header photo Mesa 12/13/2017 11:00:00 AM
News / Finance

The Tax Advantages of Giving

Most Americans That Donate to Charities Itemize their Returns

A charity is a nonprofit organization that devotes all its resources to its own charitable activities—most commonly education, promotion of health, relief of poverty or distress, or religious purposes. None of its income may be for the personal benefit of any member or trustee of the organization. Charities are exempt from federal income tax under Section 501(c)(3) of the IRS code, and can receive tax-deductible gifts 

The IRS code on tax deductible giving limits the amount that is deductible for annual contributions based upon your adjusted gross income. There may be certain situations where modified adjusted gross income may take precedence. If you exceed the annual limitations, the excess deduction can generally be carried forward for up to five years. 
Your annual charitable contributions for the year can be totally deductible if they’re under 20% of your adjusted gross income. Any excess gifts greater than 20% of your adjusted gross income, the tax deduction limitations based the type of personal property gifted and the type of charitable organization receiving the gift. However the total tax deduction can’t exceed 50% of your adjusted gross income for the year.

The 50% limit applies to contributions to public charities like most churches, hospitals alike. If the gift is of capital gain property and the deduction is taken for the fair market value, in which case a 30% limit will apply, but there may be an exception to this. See your tax consultant before moving forward with your tax return. The 50% limit is available for gifts of capital gain property if the deduction is limited to the cost basis of the asset.
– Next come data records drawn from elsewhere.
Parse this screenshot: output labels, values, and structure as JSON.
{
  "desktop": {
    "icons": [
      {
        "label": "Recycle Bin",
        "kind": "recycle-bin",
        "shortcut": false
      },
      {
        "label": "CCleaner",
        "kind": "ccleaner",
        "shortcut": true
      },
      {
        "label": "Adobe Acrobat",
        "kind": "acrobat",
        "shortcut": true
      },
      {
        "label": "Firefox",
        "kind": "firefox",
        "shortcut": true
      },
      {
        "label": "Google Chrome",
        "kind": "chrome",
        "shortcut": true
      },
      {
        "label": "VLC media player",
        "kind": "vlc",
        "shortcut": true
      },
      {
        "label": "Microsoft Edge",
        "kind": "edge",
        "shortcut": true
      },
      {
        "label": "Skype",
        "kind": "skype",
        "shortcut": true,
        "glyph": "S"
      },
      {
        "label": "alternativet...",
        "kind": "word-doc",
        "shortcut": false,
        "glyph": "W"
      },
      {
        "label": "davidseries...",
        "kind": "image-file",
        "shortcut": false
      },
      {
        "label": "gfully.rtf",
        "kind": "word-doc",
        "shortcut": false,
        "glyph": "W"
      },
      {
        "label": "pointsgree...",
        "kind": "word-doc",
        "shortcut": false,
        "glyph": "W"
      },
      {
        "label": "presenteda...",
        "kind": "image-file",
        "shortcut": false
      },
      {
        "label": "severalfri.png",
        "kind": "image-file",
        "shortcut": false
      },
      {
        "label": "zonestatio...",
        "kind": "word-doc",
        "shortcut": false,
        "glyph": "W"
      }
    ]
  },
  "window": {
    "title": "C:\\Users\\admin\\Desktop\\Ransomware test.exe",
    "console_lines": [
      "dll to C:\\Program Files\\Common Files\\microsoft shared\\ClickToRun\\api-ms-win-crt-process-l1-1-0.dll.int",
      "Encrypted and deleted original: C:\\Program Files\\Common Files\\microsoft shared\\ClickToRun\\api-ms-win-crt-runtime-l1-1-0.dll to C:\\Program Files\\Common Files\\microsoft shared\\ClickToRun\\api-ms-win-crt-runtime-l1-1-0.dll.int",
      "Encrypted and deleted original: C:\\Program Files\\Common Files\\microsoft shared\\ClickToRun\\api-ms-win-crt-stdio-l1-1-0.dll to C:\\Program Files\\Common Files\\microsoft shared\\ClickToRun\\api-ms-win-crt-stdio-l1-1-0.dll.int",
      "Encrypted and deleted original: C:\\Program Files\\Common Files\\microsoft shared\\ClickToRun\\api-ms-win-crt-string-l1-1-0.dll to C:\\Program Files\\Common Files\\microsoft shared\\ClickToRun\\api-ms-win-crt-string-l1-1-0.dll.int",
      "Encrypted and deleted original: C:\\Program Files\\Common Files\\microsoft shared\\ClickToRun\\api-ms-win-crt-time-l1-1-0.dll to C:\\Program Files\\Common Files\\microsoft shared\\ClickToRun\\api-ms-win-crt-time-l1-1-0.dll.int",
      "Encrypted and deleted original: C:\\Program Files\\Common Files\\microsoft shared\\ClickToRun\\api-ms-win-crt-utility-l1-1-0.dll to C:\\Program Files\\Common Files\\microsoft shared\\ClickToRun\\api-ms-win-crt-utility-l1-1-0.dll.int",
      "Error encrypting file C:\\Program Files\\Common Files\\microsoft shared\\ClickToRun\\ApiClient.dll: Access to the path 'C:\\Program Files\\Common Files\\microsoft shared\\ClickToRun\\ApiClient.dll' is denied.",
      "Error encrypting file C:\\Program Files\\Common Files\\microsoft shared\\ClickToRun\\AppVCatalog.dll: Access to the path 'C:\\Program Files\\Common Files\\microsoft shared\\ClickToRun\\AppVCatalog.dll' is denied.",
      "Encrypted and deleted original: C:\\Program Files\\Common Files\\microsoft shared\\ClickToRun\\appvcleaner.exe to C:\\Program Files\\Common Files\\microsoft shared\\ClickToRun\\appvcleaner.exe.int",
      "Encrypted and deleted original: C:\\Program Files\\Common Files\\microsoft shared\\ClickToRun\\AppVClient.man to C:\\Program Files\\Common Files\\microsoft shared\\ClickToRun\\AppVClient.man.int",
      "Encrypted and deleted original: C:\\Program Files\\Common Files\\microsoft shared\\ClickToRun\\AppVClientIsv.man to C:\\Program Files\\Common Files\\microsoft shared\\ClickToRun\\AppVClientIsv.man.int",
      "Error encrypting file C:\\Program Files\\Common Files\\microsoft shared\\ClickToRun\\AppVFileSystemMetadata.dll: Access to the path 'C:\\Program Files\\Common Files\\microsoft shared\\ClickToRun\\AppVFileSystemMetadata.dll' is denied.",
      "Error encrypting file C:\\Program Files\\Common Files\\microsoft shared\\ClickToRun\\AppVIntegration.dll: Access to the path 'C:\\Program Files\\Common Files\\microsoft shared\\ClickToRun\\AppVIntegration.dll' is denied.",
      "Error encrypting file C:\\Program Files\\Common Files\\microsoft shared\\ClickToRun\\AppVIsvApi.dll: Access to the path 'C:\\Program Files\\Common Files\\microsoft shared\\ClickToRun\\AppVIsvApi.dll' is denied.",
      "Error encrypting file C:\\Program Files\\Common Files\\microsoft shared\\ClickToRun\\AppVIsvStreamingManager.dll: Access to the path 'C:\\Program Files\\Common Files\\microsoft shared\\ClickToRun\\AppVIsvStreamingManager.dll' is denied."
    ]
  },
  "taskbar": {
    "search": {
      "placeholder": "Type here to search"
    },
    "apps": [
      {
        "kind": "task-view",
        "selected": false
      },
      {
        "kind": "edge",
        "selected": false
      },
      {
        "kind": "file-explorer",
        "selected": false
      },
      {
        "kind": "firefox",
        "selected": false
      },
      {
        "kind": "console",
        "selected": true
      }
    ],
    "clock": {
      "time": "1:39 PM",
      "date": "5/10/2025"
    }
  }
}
The 30% limit applies to gifts for the use of any charitable organization and gifts (other than capital gain property) to non-50% type charities. The 20% limit applies to gifts of capital gain property to non-50% type charities. A donor’s deduction for gifts of patents and other intellectual property is limited to the lesser of the taxpayer’s basis or the fair market value of the property. An additional deduction may be available for a limited number of future years if the donor organization realizes income from the gifted property and certain requirements are met. This press release contains content from Light Bulb Press with permission.